*** Entries provided ***

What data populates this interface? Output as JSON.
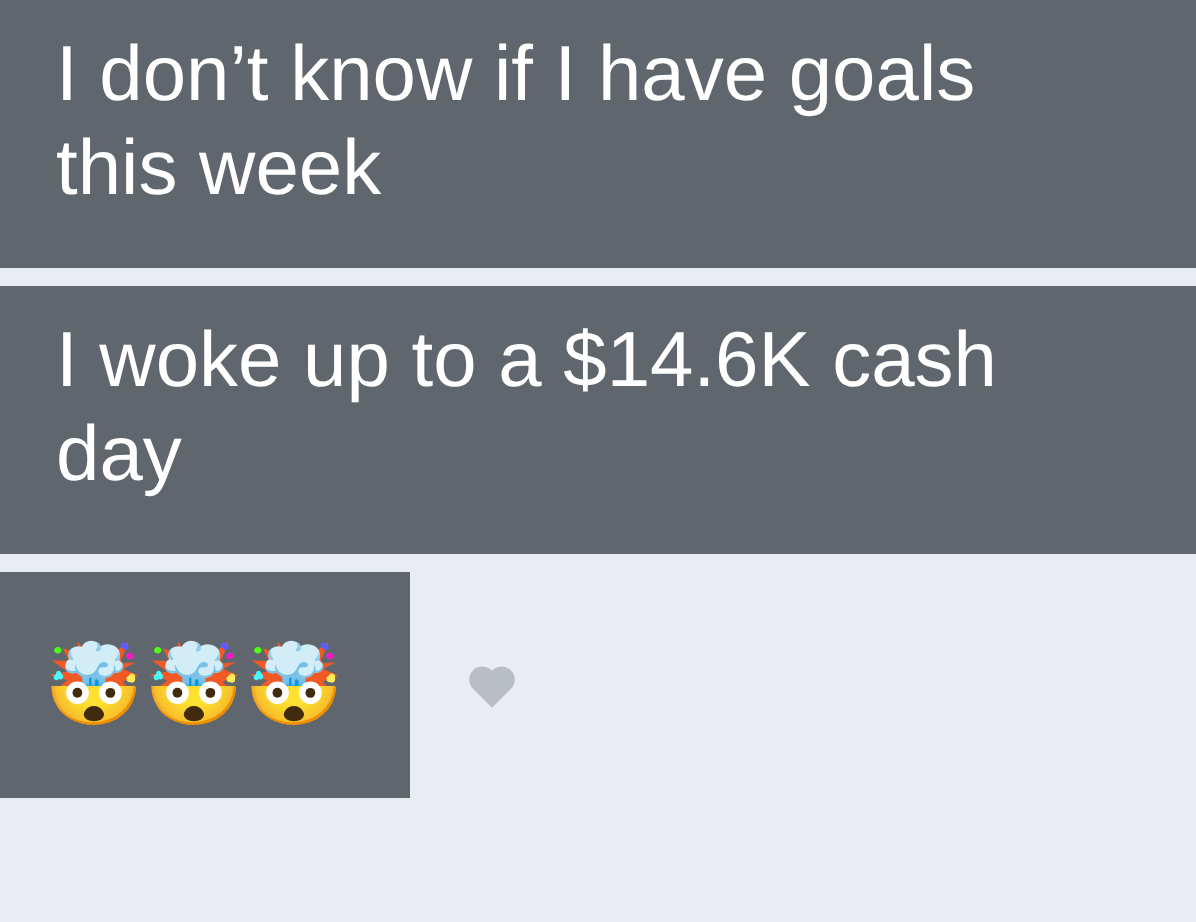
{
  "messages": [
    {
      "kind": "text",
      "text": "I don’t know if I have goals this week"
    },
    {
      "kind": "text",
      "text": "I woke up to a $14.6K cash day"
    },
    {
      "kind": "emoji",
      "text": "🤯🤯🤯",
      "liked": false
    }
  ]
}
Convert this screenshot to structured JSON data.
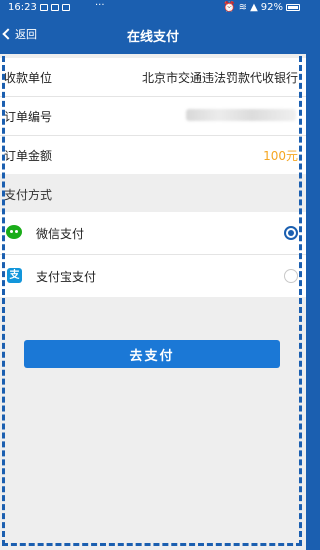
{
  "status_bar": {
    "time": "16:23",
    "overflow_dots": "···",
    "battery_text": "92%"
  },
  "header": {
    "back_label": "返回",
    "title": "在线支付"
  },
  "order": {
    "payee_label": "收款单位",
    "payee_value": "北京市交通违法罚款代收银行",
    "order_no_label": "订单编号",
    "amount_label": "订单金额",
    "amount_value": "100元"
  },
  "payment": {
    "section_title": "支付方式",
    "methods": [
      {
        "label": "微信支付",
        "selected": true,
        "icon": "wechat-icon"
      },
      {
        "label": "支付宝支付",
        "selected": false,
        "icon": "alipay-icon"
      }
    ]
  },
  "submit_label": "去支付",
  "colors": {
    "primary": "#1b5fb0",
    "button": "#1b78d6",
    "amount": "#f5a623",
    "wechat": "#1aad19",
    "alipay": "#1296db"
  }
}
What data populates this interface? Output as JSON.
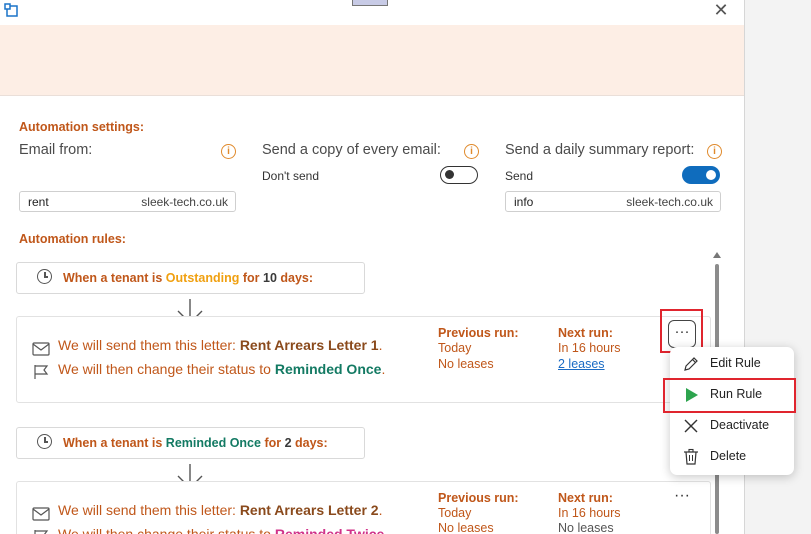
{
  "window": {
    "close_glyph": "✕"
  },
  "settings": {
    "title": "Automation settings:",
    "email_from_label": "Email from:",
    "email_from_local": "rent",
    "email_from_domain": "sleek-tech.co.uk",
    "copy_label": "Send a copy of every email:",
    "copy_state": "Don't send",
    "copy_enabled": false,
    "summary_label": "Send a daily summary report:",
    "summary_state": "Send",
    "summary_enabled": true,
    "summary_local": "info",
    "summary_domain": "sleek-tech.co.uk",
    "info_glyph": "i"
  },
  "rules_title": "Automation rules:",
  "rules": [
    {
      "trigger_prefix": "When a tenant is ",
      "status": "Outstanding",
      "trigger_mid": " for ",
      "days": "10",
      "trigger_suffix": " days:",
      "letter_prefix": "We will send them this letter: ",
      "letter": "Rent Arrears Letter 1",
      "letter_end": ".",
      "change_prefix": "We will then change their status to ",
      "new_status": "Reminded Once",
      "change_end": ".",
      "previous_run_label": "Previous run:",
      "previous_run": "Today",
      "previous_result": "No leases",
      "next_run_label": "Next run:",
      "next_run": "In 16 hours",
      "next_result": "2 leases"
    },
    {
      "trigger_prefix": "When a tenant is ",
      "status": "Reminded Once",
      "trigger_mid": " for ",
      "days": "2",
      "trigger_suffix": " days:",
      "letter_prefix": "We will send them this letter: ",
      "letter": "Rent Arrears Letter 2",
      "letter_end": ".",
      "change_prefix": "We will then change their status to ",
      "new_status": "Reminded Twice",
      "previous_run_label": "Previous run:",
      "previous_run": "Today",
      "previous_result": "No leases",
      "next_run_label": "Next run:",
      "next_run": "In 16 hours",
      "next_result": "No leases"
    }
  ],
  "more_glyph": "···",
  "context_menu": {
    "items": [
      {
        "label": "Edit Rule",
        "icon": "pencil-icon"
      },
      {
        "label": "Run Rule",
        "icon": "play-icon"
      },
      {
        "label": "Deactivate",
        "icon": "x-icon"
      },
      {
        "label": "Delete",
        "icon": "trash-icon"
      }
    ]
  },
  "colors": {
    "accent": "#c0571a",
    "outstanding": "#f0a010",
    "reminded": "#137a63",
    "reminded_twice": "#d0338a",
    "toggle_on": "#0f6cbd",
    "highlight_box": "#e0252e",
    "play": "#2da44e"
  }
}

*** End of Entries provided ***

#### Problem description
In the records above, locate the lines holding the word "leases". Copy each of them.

#### Written solution
      "previous_result": "No leases",
      "next_result": "2 leases"
      "previous_result": "No leases",
      "next_result": "No leases"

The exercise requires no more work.